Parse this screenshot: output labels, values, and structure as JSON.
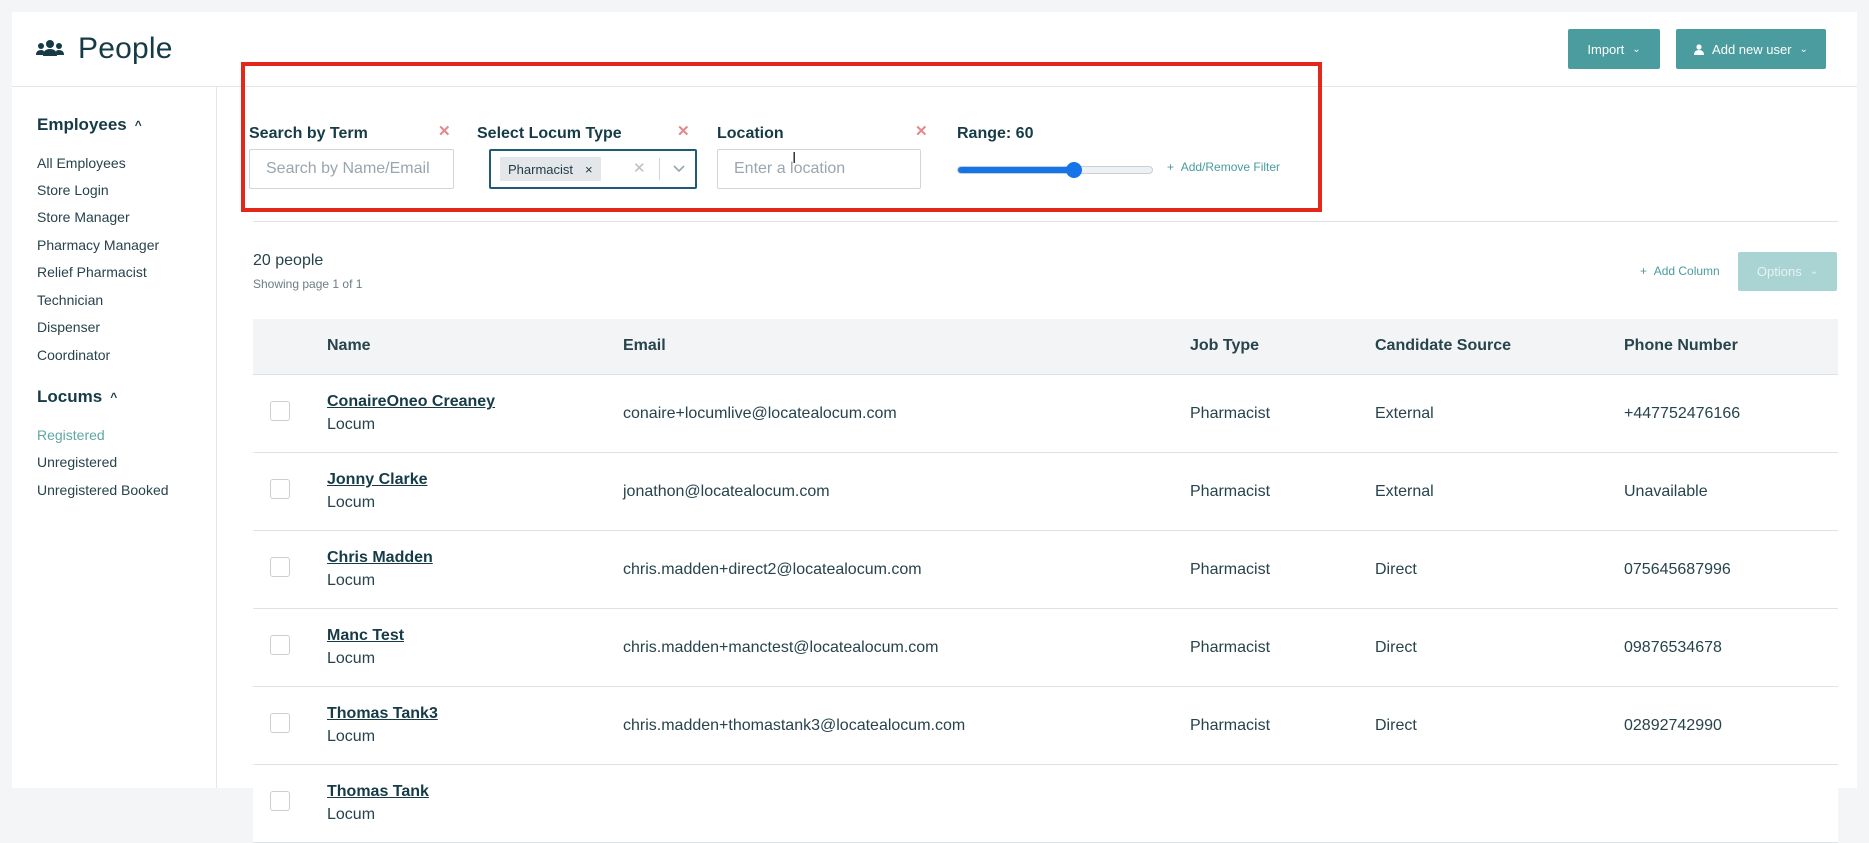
{
  "header": {
    "title": "People",
    "import_label": "Import",
    "add_user_label": "Add new user"
  },
  "sidebar": {
    "employees_heading": "Employees",
    "employees": [
      "All Employees",
      "Store Login",
      "Store Manager",
      "Pharmacy Manager",
      "Relief Pharmacist",
      "Technician",
      "Dispenser",
      "Coordinator"
    ],
    "locums_heading": "Locums",
    "locums": [
      "Registered",
      "Unregistered",
      "Unregistered Booked"
    ],
    "active_item": "Registered"
  },
  "filters": {
    "search_label": "Search by Term",
    "search_placeholder": "Search by Name/Email",
    "locum_type_label": "Select Locum Type",
    "locum_type_chip": "Pharmacist",
    "location_label": "Location",
    "location_placeholder": "Enter a location",
    "range_label": "Range: 60",
    "range_value": 60,
    "range_max": 100,
    "add_remove_label": "Add/Remove Filter"
  },
  "results": {
    "count_label": "20 people",
    "page_info": "Showing page 1 of 1",
    "add_column_label": "Add Column",
    "options_label": "Options"
  },
  "table": {
    "columns": [
      "Name",
      "Email",
      "Job Type",
      "Candidate Source",
      "Phone Number"
    ],
    "rows": [
      {
        "name": "ConaireOneo Creaney",
        "type": "Locum",
        "email": "conaire+locumlive@locatealocum.com",
        "job": "Pharmacist",
        "source": "External",
        "phone": "+447752476166"
      },
      {
        "name": "Jonny Clarke",
        "type": "Locum",
        "email": "jonathon@locatealocum.com",
        "job": "Pharmacist",
        "source": "External",
        "phone": "Unavailable"
      },
      {
        "name": "Chris Madden",
        "type": "Locum",
        "email": "chris.madden+direct2@locatealocum.com",
        "job": "Pharmacist",
        "source": "Direct",
        "phone": "075645687996"
      },
      {
        "name": "Manc Test",
        "type": "Locum",
        "email": "chris.madden+manctest@locatealocum.com",
        "job": "Pharmacist",
        "source": "Direct",
        "phone": "09876534678"
      },
      {
        "name": "Thomas Tank3",
        "type": "Locum",
        "email": "chris.madden+thomastank3@locatealocum.com",
        "job": "Pharmacist",
        "source": "Direct",
        "phone": "02892742990"
      },
      {
        "name": "Thomas Tank",
        "type": "Locum",
        "email": "",
        "job": "",
        "source": "",
        "phone": ""
      }
    ]
  }
}
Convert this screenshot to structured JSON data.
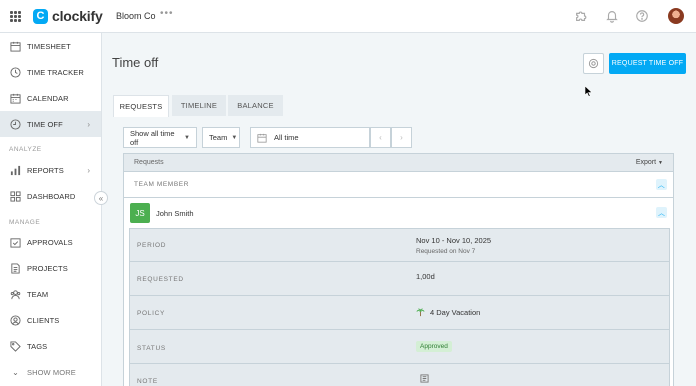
{
  "brand": {
    "name": "clockify",
    "workspace": "Bloom Co"
  },
  "sidebar": {
    "items": [
      {
        "label": "TIMESHEET"
      },
      {
        "label": "TIME TRACKER"
      },
      {
        "label": "CALENDAR"
      },
      {
        "label": "TIME OFF"
      },
      {
        "label": "REPORTS"
      },
      {
        "label": "DASHBOARD"
      },
      {
        "label": "APPROVALS"
      },
      {
        "label": "PROJECTS"
      },
      {
        "label": "TEAM"
      },
      {
        "label": "CLIENTS"
      },
      {
        "label": "TAGS"
      },
      {
        "label": "SHOW MORE"
      }
    ],
    "sections": {
      "analyze": "ANALYZE",
      "manage": "MANAGE"
    }
  },
  "page": {
    "title": "Time off",
    "request_button": "REQUEST TIME OFF",
    "tabs": [
      {
        "label": "REQUESTS",
        "active": true
      },
      {
        "label": "TIMELINE",
        "active": false
      },
      {
        "label": "BALANCE",
        "active": false
      }
    ],
    "filters": {
      "status": "Show all time off",
      "group": "Team",
      "date_range": "All time"
    }
  },
  "table": {
    "title": "Requests",
    "export": "Export",
    "member_header": "TEAM MEMBER",
    "member": {
      "initials": "JS",
      "name": "John Smith"
    },
    "details": {
      "period_label": "PERIOD",
      "period_value": "Nov 10 - Nov 10, 2025",
      "requested_on": "Requested on Nov 7",
      "requested_label": "REQUESTED",
      "requested_value": "1,00d",
      "policy_label": "POLICY",
      "policy_value": "4 Day Vacation",
      "status_label": "STATUS",
      "status_value": "Approved",
      "note_label": "NOTE"
    }
  },
  "colors": {
    "accent": "#03a9f4",
    "avatar_green": "#4caf50",
    "approved_bg": "#d4efd5",
    "approved_text": "#2e7d32"
  }
}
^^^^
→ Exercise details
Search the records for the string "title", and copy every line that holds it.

→ Result of the task
    "title": "People",
    "title": "Time off",
    "title": "Requests",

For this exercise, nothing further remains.